100 DressesPosted: 2012/07/19
Estes, Eleanor. Hundred Dresses. New York: Scholastic Book Services, 1944.
Despite being published in war-torn 1944 100 Dresses is a book that should be read over and over again. It could be taught in school today and well into the future. It is a pretty typical story of bullying no matter what the year, decade or era. Children of all ages can be cruel. Period. They don’t think about what they are saying nor do they think about the consequences of their words.
Everyone reviews 100 Dresses as a story about poor, shy, Polish-American Wanda Petronski but I see 100 Dresses as being about a girl named Maddie, torn between doing the right thing and being friends with the most popular girl in school. Wanda is a central character, I agree. With her strange name and quiet ways, she is the subject of ridicule when she announces she owns 100 dresses. This is obviously a lie when she wears the same faded, and frayed blue dress to school everyday. Right away this makes her a target. Maddie’s best friend Peggy attacks this lie by asking detailed questions about the fictional dresses intentionally making Wanda squirm. Meanwhile Maddie stands by, witness to the taunting but says nothing. She doesn’t dare stand up for Wanda for fear of putting herself in Peggy’s cross hairs. She understands her friendship with Peggy to be conditional. Maddie knows that the bullying is wrong but can’t stand up for Wanda. In the end Wanda’s father moves the family away to avoid more ridicule. While this wouldn’t happen in today’s society (I believe most parents would tell their child to “get over it”) the bullying is as real as ever.

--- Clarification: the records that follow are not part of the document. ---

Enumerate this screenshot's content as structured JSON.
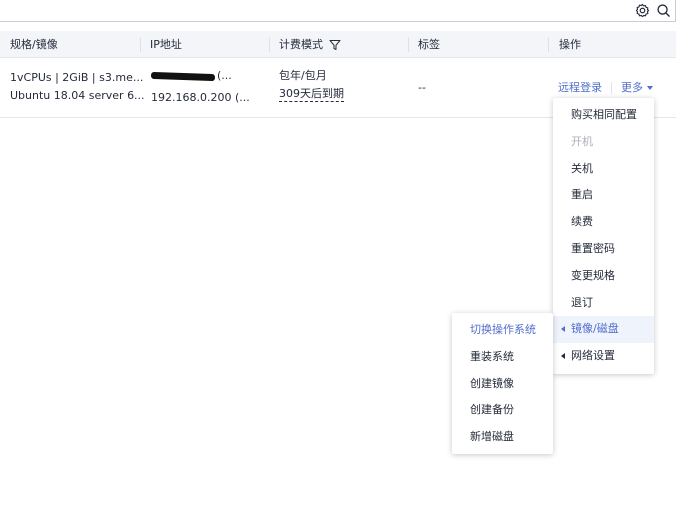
{
  "colors": {
    "accent": "#526ecc",
    "header_bg": "#f3f5f9",
    "text": "#252b3a",
    "disabled": "#adb0b8",
    "active_bg": "#eff3fc"
  },
  "toolbar": {
    "icons": [
      "gear-icon",
      "search-icon"
    ]
  },
  "table": {
    "columns": [
      "规格/镜像",
      "IP地址",
      "计费模式",
      "标签",
      "操作"
    ],
    "filter_icon": "filter-icon",
    "row": {
      "spec_line1": "1vCPUs | 2GiB | s3.me...",
      "spec_line2": "Ubuntu 18.04 server 6...",
      "ip_line1_suffix": "(...",
      "ip_line2": "192.168.0.200  (...",
      "billing_line1": "包年/包月",
      "billing_line2": "309天后到期",
      "tag": "--",
      "op_remote_login": "远程登录",
      "op_more": "更多"
    }
  },
  "more_menu": {
    "items": [
      {
        "label": "购买相同配置",
        "disabled": false,
        "has_submenu": false
      },
      {
        "label": "开机",
        "disabled": true,
        "has_submenu": false
      },
      {
        "label": "关机",
        "disabled": false,
        "has_submenu": false
      },
      {
        "label": "重启",
        "disabled": false,
        "has_submenu": false
      },
      {
        "label": "续费",
        "disabled": false,
        "has_submenu": false
      },
      {
        "label": "重置密码",
        "disabled": false,
        "has_submenu": false
      },
      {
        "label": "变更规格",
        "disabled": false,
        "has_submenu": false
      },
      {
        "label": "退订",
        "disabled": false,
        "has_submenu": false
      },
      {
        "label": "镜像/磁盘",
        "disabled": false,
        "has_submenu": true,
        "active": true
      },
      {
        "label": "网络设置",
        "disabled": false,
        "has_submenu": true
      }
    ]
  },
  "submenu": {
    "items": [
      {
        "label": "切换操作系统",
        "highlighted": true
      },
      {
        "label": "重装系统"
      },
      {
        "label": "创建镜像"
      },
      {
        "label": "创建备份"
      },
      {
        "label": "新增磁盘"
      }
    ]
  }
}
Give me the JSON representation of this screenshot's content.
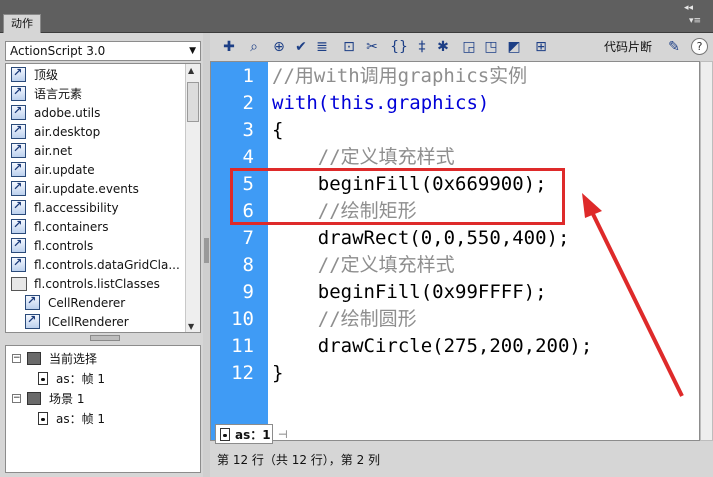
{
  "panel": {
    "tab_label": "动作",
    "controls": {
      "collapse": "◂◂",
      "menu": "▾≡"
    }
  },
  "left_panel": {
    "version_select": {
      "value": "ActionScript 3.0",
      "arrow": "▼"
    },
    "library_items": [
      {
        "label": "顶级",
        "icon": "book-icon",
        "indent": 0
      },
      {
        "label": "语言元素",
        "icon": "book-icon",
        "indent": 0
      },
      {
        "label": "adobe.utils",
        "icon": "book-icon",
        "indent": 0
      },
      {
        "label": "air.desktop",
        "icon": "book-icon",
        "indent": 0
      },
      {
        "label": "air.net",
        "icon": "book-icon",
        "indent": 0
      },
      {
        "label": "air.update",
        "icon": "book-icon",
        "indent": 0
      },
      {
        "label": "air.update.events",
        "icon": "book-icon",
        "indent": 0
      },
      {
        "label": "fl.accessibility",
        "icon": "book-icon",
        "indent": 0
      },
      {
        "label": "fl.containers",
        "icon": "book-icon",
        "indent": 0
      },
      {
        "label": "fl.controls",
        "icon": "book-icon",
        "indent": 0
      },
      {
        "label": "fl.controls.dataGridCla...",
        "icon": "book-icon",
        "indent": 0
      },
      {
        "label": "fl.controls.listClasses",
        "icon": "folder-icon",
        "indent": 0
      },
      {
        "label": "CellRenderer",
        "icon": "book-icon",
        "indent": 1
      },
      {
        "label": "ICellRenderer",
        "icon": "book-icon",
        "indent": 1
      }
    ],
    "scene_tree": [
      {
        "expander": "⊟",
        "icon": "clip-icon",
        "label": "当前选择",
        "depth": 0
      },
      {
        "expander": "",
        "icon": "frame-icon",
        "label": "as：帧 1",
        "depth": 1
      },
      {
        "expander": "⊟",
        "icon": "clip-icon",
        "label": "场景 1",
        "depth": 0
      },
      {
        "expander": "",
        "icon": "frame-icon",
        "label": "as：帧 1",
        "depth": 1
      }
    ]
  },
  "toolbar": {
    "icons": [
      {
        "name": "add-statement-icon",
        "glyph": "✚"
      },
      {
        "name": "find-icon",
        "glyph": "⌕"
      },
      {
        "name": "insert-target-path-icon",
        "glyph": "⊕"
      },
      {
        "name": "check-syntax-icon",
        "glyph": "✔"
      },
      {
        "name": "auto-format-icon",
        "glyph": "≣"
      },
      {
        "name": "show-code-hint-icon",
        "glyph": "⊡"
      },
      {
        "name": "debug-options-icon",
        "glyph": "✂"
      },
      {
        "name": "collapse-between-braces-icon",
        "glyph": "{}"
      },
      {
        "name": "collapse-selection-icon",
        "glyph": "‡"
      },
      {
        "name": "expand-all-icon",
        "glyph": "✱"
      },
      {
        "name": "apply-block-comment-icon",
        "glyph": "◲"
      },
      {
        "name": "apply-line-comment-icon",
        "glyph": "◳"
      },
      {
        "name": "remove-comment-icon",
        "glyph": "◩"
      },
      {
        "name": "show-hide-toolbox-icon",
        "glyph": "⊞"
      }
    ],
    "snippets_label": "代码片断",
    "wand_icon": "✎",
    "help_label": "?"
  },
  "editor": {
    "lines": [
      {
        "n": "1",
        "text": "//用with调用graphics实例",
        "kind": "comment"
      },
      {
        "n": "2",
        "text": "with(this.graphics)",
        "kind": "keyword"
      },
      {
        "n": "3",
        "text": "{",
        "kind": "default"
      },
      {
        "n": "4",
        "text": "    //定义填充样式",
        "kind": "comment"
      },
      {
        "n": "5",
        "text": "    beginFill(0x669900);",
        "kind": "default"
      },
      {
        "n": "6",
        "text": "    //绘制矩形",
        "kind": "comment"
      },
      {
        "n": "7",
        "text": "    drawRect(0,0,550,400);",
        "kind": "default"
      },
      {
        "n": "8",
        "text": "    //定义填充样式",
        "kind": "comment"
      },
      {
        "n": "9",
        "text": "    beginFill(0x99FFFF);",
        "kind": "default"
      },
      {
        "n": "10",
        "text": "    //绘制圆形",
        "kind": "comment"
      },
      {
        "n": "11",
        "text": "    drawCircle(275,200,200);",
        "kind": "default"
      },
      {
        "n": "12",
        "text": "}",
        "kind": "default"
      }
    ],
    "highlighted_lines": [
      "4",
      "5"
    ],
    "annotation_color": "#de2a2a",
    "gutter_color": "#3f9bf5"
  },
  "file_tab": {
    "label": "as：1",
    "pin_glyph": "⊣"
  },
  "status_bar": {
    "text": "第 12 行（共 12 行），第 2 列"
  }
}
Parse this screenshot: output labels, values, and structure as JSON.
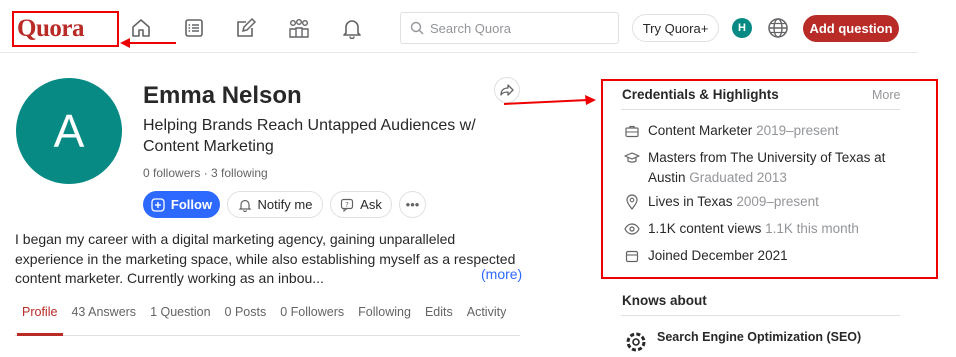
{
  "header": {
    "logo": "Quora",
    "nav_icons": [
      "home-icon",
      "answer-list-icon",
      "write-icon",
      "spaces-icon",
      "notifications-icon"
    ],
    "search_placeholder": "Search Quora",
    "try_label": "Try Quora+",
    "user_initial": "H",
    "add_question_label": "Add question"
  },
  "profile": {
    "initial": "A",
    "name": "Emma Nelson",
    "tagline": "Helping Brands Reach Untapped Audiences w/ Content Marketing",
    "followers_text": "0 followers · 3 following",
    "buttons": {
      "follow": "Follow",
      "notify": "Notify me",
      "ask": "Ask",
      "more": "•••"
    },
    "bio": "I began my career with a digital marketing agency, gaining unparalleled experience in the marketing space, while also establishing myself as a respected content marketer. Currently working as an inbou...",
    "more_link": "(more)",
    "tabs": [
      "Profile",
      "43 Answers",
      "1 Question",
      "0 Posts",
      "0 Followers",
      "Following",
      "Edits",
      "Activity"
    ]
  },
  "credentials": {
    "title": "Credentials & Highlights",
    "more_label": "More",
    "items": [
      {
        "icon": "briefcase-icon",
        "text": "Content Marketer",
        "gray": "2019–present"
      },
      {
        "icon": "graduation-cap-icon",
        "text": "Masters from The University of Texas at Austin",
        "gray": "Graduated 2013"
      },
      {
        "icon": "location-icon",
        "text": "Lives in Texas",
        "gray": "2009–present"
      },
      {
        "icon": "eye-icon",
        "text": "1.1K content views",
        "gray": "1.1K this month"
      },
      {
        "icon": "calendar-icon",
        "text": "Joined December 2021",
        "gray": ""
      }
    ]
  },
  "knows_about": {
    "title": "Knows about",
    "first_topic": "Search Engine Optimization (SEO)"
  },
  "colors": {
    "brand": "#b92b27",
    "primary": "#2e69ff",
    "avatar": "#078a83",
    "annotation": "#ee0000"
  }
}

I didn’t have a favorite passage but I loved the illustrations.
BookLust Twist: From More Book Lust in the chapter called “Best for Boys and Girls” (p 22).